▶ _Description of the task_: Reproduce exactly the line with "Transcribe this image's" and all the lines beneath it, stopping only at the end of the material.

▶ _Input material_:
.....
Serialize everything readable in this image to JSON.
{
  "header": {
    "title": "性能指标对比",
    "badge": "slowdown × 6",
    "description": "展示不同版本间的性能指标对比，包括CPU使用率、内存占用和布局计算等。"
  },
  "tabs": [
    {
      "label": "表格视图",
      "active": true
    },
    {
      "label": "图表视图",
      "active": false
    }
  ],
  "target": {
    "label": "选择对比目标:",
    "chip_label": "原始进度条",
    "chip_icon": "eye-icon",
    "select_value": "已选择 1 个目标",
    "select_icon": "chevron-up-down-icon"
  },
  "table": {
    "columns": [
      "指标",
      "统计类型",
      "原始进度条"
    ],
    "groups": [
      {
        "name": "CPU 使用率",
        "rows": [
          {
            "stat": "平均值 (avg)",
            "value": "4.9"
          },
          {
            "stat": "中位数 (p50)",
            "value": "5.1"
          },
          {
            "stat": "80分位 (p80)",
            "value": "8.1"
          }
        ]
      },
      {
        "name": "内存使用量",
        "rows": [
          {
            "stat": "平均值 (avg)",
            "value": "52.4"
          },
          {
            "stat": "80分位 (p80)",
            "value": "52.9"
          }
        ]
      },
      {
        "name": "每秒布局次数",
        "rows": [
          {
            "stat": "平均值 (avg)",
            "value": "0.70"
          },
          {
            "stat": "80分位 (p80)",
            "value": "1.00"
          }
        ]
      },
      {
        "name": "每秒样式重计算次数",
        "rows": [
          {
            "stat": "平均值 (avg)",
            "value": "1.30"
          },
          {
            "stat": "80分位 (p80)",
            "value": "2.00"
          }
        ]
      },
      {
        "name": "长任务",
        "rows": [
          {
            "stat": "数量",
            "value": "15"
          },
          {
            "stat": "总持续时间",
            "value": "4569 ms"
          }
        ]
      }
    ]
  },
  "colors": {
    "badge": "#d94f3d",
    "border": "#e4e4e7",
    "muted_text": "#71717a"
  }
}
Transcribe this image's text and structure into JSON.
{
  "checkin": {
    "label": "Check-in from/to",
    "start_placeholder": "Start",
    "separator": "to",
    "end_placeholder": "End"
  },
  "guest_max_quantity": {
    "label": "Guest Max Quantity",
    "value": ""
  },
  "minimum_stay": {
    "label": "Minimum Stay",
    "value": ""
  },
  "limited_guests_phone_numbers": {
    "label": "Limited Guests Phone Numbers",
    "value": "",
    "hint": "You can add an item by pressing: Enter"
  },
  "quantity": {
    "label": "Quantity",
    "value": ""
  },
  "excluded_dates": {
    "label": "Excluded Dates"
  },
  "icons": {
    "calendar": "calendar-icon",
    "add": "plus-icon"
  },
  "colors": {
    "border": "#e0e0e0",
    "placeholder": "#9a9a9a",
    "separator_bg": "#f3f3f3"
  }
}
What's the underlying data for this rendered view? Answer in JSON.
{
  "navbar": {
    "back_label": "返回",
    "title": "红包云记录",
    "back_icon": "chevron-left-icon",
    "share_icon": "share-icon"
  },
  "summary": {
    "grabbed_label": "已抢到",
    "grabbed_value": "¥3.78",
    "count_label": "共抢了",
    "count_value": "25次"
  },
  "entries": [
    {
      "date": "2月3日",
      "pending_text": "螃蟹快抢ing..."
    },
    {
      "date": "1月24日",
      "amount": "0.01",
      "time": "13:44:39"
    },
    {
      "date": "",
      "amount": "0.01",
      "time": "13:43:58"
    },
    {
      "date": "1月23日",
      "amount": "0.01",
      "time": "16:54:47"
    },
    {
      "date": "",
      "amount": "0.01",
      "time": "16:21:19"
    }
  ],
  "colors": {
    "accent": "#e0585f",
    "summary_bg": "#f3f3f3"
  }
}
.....
▶ _Written response_:
Transcribe this image's text and structure into JSON.
{
  "checkin": {
    "label": "Check-in from/to",
    "start_placeholder": "Start",
    "separator": "to",
    "end_placeholder": "End"
  },
  "guest_max_quantity": {
    "label": "Guest Max Quantity",
    "value": ""
  },
  "minimum_stay": {
    "label": "Minimum Stay",
    "value": ""
  },
  "limited_guests_phone_numbers": {
    "label": "Limited Guests Phone Numbers",
    "value": "",
    "hint": "You can add an item by pressing: Enter"
  },
  "quantity": {
    "label": "Quantity",
    "value": ""
  },
  "excluded_dates": {
    "label": "Excluded Dates"
  },
  "icons": {
    "calendar": "calendar-icon",
    "add": "plus-icon"
  },
  "colors": {
    "border": "#e0e0e0",
    "placeholder": "#9a9a9a",
    "separator_bg": "#f3f3f3"
  }
}
What's the underlying data for this rendered view? Answer in JSON.
{
  "navbar": {
    "back_label": "返回",
    "title": "红包云记录",
    "back_icon": "chevron-left-icon",
    "share_icon": "share-icon"
  },
  "summary": {
    "grabbed_label": "已抢到",
    "grabbed_value": "¥3.78",
    "count_label": "共抢了",
    "count_value": "25次"
  },
  "entries": [
    {
      "date": "2月3日",
      "pending_text": "螃蟹快抢ing..."
    },
    {
      "date": "1月24日",
      "amount": "0.01",
      "time": "13:44:39"
    },
    {
      "date": "",
      "amount": "0.01",
      "time": "13:43:58"
    },
    {
      "date": "1月23日",
      "amount": "0.01",
      "time": "16:54:47"
    },
    {
      "date": "",
      "amount": "0.01",
      "time": "16:21:19"
    }
  ],
  "colors": {
    "accent": "#e0585f",
    "summary_bg": "#f3f3f3"
  }
}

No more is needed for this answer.